January 12, 2018
Consumer prices rose a modest 0.1% in December from the previous month, following November’s 0.4% increase. A strong decline in energy prices contributed to December’s soft reading, with gasoline prices down 2.7% on a month-on-month basis. Food prices registered an up-tick after remaining flat during the previous two months. Because of December’s weak increase in consumer prices, inflation edged down to 2.1% in December from 2.2% in November.
Core consumer prices, which exclude volatile items including food and energy prices, rose 0.3% from the previous month in December. This came above market expectations of a 0.2% increase and followed the timid 0.1% month-on-month rise recorded in November. The print was largely driven by strong price increases for used cars and trucks, housing costs and medical care. These dynamics led core inflation to inch up to 1.8% in December from 1.7% in November.

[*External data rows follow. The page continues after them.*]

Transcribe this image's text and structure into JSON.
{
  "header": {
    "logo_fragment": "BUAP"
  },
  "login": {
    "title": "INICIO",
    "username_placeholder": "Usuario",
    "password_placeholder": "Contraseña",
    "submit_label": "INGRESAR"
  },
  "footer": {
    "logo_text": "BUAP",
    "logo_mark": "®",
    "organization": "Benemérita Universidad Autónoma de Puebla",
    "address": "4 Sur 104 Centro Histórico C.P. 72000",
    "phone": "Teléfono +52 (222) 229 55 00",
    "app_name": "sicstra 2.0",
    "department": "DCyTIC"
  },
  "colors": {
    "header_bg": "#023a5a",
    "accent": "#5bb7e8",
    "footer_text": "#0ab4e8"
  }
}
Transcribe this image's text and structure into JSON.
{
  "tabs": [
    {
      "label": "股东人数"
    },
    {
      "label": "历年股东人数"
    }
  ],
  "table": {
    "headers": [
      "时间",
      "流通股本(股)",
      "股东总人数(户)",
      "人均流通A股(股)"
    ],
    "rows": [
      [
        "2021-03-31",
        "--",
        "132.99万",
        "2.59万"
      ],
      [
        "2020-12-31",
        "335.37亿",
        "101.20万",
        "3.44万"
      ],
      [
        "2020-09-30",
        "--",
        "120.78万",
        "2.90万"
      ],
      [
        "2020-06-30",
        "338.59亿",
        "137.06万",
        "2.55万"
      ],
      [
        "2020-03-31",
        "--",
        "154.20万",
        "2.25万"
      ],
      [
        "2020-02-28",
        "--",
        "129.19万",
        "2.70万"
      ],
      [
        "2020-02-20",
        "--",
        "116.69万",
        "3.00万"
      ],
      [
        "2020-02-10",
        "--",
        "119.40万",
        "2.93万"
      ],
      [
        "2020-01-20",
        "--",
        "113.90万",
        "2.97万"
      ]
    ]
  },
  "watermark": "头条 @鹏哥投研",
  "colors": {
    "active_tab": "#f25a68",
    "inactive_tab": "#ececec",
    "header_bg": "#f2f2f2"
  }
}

The lack of meaningful inflationary pressures, despite robust economic growth and an exceedingly tight labor market, has been at the forefront of the debate among Federal Reserve officials. In this sense, December’s stronger-than-expected core inflation results are likely to reinforce market expectations of an interest rate hike at the Fed’s March monetary policy meeting. However, any additional hikes this year—the Fed’s “dot plot” currently shows three interest rate increases in 2018—will remain largely dependent on the evolution of core prices.
Author: Javier Colato, Economist